-- YOUR TASK --
Please copy out all lines of the entries that contain the word "size".

-- INPUT MATERIAL --
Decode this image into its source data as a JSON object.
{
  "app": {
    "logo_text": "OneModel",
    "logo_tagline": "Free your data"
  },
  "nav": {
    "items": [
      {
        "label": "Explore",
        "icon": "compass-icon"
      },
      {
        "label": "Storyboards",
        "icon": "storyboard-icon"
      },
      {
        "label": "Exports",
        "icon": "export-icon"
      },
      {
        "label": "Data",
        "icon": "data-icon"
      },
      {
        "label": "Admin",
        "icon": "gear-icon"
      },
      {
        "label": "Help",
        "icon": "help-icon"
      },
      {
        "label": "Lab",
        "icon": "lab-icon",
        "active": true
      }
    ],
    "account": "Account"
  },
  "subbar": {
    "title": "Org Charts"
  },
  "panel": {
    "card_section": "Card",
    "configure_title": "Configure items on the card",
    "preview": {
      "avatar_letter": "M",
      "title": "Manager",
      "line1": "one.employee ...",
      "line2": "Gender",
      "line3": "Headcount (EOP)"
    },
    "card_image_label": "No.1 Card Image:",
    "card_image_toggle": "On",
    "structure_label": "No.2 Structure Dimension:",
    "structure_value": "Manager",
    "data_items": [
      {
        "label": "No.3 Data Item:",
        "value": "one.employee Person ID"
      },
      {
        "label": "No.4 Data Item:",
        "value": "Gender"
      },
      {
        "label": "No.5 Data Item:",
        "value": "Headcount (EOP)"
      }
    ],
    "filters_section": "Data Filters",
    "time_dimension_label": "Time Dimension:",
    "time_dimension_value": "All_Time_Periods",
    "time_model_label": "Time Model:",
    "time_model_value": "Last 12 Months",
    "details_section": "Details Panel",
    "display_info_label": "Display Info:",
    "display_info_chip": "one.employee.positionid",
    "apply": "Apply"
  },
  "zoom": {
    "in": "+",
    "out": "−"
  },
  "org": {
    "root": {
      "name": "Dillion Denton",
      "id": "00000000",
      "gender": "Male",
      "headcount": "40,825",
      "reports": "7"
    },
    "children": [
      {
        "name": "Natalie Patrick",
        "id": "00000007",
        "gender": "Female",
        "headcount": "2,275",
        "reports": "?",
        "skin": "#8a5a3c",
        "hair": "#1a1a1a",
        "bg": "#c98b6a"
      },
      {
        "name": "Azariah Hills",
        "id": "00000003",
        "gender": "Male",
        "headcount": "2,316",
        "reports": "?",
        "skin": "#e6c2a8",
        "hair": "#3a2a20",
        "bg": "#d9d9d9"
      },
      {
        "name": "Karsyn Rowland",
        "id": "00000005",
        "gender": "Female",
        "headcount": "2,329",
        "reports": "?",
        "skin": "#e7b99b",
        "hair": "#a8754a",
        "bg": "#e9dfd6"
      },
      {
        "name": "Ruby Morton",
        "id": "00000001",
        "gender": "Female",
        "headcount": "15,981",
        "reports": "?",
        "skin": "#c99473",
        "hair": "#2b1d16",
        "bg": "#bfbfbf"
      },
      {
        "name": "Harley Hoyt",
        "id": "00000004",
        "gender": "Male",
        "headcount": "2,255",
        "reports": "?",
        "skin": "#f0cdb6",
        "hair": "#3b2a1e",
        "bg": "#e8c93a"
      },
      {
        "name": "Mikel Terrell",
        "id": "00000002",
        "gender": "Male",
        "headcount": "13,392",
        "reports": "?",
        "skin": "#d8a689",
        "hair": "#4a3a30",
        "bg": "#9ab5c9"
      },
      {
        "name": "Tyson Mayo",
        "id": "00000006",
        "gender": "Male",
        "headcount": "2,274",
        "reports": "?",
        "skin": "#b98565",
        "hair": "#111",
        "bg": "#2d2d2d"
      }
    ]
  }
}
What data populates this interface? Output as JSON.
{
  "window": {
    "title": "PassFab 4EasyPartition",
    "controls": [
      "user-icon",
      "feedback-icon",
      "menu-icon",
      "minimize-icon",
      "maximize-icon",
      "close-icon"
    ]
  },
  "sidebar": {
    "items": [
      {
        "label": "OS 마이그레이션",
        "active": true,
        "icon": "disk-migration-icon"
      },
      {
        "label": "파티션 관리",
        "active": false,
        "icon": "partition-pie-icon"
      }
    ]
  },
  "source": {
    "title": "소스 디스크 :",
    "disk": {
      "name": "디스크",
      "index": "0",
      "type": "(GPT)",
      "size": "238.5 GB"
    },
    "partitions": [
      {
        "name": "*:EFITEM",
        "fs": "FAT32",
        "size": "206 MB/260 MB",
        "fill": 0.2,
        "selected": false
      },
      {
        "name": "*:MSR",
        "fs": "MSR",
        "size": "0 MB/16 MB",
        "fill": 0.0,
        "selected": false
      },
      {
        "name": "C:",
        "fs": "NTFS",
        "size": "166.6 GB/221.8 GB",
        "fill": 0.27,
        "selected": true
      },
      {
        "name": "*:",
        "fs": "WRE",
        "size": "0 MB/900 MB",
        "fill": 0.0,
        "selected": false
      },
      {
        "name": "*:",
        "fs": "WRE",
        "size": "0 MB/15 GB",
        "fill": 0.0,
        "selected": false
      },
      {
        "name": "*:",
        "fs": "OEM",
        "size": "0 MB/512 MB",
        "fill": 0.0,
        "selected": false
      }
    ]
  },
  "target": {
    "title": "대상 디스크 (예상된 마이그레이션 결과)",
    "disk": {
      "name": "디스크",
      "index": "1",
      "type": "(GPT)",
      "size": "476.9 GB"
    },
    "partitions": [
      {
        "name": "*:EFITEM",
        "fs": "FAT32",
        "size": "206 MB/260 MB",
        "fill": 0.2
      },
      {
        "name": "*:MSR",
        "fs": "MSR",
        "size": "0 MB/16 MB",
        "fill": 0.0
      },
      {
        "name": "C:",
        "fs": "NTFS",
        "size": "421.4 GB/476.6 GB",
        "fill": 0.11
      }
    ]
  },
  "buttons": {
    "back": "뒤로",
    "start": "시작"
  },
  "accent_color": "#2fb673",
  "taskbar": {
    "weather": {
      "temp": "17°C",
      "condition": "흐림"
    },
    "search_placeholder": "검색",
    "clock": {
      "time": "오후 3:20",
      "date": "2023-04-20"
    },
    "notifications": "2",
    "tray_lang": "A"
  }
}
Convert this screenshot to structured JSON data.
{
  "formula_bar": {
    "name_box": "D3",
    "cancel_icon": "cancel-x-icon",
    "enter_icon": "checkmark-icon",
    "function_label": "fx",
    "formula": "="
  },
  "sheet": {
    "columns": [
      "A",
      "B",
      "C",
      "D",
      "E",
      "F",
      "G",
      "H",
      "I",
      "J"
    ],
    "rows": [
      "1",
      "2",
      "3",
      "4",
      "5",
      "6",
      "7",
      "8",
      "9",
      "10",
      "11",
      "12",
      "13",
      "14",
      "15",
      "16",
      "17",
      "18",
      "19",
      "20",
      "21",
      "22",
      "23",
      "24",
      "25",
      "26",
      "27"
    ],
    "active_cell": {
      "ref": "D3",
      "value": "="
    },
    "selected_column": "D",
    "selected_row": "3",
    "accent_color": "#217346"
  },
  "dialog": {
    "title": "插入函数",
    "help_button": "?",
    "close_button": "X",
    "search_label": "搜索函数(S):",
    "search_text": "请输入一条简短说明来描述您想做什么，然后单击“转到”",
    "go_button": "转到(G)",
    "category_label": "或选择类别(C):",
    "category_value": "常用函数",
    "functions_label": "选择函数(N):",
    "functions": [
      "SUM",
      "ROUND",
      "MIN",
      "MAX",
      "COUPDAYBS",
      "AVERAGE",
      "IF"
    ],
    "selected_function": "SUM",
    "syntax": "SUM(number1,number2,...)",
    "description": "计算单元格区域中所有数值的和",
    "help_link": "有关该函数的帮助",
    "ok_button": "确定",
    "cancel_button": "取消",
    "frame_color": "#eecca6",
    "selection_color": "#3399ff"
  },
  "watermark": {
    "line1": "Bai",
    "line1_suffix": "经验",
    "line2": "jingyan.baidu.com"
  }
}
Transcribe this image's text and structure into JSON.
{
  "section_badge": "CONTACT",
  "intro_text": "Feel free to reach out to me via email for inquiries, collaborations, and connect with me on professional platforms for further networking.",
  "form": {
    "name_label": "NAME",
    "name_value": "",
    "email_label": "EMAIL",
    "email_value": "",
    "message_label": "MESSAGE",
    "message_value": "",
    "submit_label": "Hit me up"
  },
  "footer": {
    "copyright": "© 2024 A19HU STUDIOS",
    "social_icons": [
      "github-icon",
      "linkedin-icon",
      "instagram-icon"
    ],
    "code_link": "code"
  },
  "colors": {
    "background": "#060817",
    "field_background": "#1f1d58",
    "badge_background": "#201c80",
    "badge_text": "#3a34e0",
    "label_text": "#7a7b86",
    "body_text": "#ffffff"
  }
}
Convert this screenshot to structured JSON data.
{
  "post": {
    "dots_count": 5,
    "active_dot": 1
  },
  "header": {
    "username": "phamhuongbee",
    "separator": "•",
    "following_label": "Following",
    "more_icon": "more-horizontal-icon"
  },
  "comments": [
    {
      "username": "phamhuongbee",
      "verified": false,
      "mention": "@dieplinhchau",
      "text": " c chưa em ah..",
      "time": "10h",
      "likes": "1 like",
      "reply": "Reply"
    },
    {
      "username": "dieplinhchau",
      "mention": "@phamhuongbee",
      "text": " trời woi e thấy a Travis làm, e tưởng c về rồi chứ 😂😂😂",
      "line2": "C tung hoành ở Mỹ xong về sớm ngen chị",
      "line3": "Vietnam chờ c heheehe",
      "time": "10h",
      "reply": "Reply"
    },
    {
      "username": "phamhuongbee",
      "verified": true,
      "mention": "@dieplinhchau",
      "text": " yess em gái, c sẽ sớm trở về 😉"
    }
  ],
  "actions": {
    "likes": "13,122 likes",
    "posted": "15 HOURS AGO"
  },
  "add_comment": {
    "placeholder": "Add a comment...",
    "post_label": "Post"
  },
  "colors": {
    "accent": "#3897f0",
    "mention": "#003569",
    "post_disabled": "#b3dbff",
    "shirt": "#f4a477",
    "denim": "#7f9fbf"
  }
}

-- EXERCISE RESPONSE --
      "size": "238.5 GB"
        "size": "206 MB/260 MB",
        "size": "0 MB/16 MB",
        "size": "166.6 GB/221.8 GB",
        "size": "0 MB/900 MB",
        "size": "0 MB/15 GB",
        "size": "0 MB/512 MB",
      "size": "476.9 GB"
        "size": "206 MB/260 MB",
        "size": "0 MB/16 MB",
        "size": "421.4 GB/476.6 GB",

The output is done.